Your task is to find every line of the listing that includes "screenshot" and copy it.

------------------------------------------------------------------------

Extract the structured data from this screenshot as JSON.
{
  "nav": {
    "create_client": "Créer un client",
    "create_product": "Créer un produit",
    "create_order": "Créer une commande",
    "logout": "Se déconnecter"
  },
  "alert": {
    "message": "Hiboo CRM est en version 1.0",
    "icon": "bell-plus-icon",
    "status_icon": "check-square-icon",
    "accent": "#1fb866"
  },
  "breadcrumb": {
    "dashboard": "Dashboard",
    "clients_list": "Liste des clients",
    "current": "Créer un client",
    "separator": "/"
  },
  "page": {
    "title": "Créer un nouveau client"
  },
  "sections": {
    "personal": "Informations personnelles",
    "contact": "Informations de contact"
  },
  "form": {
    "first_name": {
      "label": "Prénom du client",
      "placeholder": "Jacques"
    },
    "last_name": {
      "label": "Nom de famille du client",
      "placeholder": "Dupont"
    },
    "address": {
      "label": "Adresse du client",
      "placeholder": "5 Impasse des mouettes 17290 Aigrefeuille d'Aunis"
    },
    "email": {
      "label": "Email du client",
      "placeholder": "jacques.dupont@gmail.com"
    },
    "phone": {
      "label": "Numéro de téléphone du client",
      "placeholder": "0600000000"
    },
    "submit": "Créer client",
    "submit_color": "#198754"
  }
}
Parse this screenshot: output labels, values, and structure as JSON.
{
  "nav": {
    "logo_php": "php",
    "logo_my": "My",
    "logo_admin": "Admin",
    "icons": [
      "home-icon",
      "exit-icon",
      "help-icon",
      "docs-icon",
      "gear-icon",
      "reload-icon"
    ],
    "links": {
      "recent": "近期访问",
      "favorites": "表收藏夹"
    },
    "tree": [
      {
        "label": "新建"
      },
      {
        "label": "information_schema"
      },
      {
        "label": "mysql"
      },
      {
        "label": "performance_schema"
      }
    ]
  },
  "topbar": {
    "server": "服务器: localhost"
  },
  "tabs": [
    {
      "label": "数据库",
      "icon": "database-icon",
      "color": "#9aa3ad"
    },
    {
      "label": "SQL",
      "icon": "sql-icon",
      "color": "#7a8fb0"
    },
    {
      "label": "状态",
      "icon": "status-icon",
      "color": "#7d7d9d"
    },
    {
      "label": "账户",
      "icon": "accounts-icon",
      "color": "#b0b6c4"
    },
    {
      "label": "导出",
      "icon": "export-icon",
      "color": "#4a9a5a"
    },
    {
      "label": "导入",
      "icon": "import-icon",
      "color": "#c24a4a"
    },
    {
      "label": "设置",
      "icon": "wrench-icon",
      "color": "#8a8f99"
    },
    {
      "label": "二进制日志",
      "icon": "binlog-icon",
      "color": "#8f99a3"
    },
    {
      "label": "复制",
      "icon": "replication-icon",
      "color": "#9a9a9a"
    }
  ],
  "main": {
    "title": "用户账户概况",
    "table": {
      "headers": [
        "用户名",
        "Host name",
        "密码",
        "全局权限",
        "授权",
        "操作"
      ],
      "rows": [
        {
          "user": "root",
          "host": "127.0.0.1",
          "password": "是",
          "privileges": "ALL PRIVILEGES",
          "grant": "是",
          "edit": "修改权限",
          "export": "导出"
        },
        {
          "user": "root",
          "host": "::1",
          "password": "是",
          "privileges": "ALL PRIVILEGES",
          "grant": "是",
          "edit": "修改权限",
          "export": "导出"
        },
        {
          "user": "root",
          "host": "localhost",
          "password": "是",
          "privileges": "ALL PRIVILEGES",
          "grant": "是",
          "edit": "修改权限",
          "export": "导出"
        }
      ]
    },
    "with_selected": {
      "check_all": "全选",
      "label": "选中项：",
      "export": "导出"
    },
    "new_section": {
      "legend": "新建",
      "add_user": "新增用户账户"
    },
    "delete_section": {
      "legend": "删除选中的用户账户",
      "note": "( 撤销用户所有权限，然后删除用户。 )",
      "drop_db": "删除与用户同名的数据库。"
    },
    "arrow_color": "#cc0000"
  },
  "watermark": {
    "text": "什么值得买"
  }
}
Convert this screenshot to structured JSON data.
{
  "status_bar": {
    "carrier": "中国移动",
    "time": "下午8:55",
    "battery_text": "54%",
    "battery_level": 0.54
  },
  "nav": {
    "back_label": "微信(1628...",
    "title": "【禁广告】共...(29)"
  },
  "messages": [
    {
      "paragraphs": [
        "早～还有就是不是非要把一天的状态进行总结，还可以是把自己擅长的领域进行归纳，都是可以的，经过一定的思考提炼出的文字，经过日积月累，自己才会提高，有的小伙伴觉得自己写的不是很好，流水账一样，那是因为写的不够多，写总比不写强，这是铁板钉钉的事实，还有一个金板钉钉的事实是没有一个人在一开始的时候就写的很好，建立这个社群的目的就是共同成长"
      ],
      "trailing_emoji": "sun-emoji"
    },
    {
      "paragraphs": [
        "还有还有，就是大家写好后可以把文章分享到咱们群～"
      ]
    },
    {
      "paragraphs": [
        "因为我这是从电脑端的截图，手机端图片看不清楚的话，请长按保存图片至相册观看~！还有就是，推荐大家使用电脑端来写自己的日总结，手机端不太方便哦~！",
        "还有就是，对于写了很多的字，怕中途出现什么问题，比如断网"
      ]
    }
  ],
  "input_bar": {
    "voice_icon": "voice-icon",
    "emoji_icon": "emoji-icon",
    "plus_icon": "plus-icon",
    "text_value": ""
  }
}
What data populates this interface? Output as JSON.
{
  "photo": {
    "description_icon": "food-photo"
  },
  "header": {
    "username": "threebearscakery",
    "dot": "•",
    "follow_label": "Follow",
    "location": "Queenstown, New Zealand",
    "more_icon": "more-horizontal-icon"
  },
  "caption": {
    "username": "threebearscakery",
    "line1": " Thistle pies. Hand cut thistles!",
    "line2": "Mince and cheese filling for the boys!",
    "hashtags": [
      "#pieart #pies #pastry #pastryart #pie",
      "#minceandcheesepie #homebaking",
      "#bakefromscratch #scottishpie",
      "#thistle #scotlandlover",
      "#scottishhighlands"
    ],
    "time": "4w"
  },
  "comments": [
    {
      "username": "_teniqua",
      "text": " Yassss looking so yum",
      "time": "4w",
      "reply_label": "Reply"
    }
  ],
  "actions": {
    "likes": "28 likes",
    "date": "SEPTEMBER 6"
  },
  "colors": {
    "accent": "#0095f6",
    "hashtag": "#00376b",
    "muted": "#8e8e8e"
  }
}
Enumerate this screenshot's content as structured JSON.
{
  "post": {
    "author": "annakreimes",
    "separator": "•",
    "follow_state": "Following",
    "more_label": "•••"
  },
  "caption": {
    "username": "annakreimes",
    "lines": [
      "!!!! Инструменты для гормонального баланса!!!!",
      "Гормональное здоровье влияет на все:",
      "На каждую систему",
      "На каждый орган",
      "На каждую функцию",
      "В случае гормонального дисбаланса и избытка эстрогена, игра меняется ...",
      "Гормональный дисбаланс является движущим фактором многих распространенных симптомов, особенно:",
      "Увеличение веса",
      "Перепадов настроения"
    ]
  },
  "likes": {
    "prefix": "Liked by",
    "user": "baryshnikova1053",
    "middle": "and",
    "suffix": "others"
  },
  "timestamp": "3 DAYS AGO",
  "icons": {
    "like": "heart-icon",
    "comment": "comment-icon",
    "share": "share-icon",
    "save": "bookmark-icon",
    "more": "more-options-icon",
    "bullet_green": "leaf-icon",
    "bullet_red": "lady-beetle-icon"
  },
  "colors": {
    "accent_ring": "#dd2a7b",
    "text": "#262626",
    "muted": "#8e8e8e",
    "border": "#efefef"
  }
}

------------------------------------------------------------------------

**OUTPUT**
Extract the structured data from this screenshot as JSON.
Parse this screenshot: output labels, values, and structure as JSON.
Convert this screenshot to structured JSON data.
Enumerate this screenshot's content as structured JSON.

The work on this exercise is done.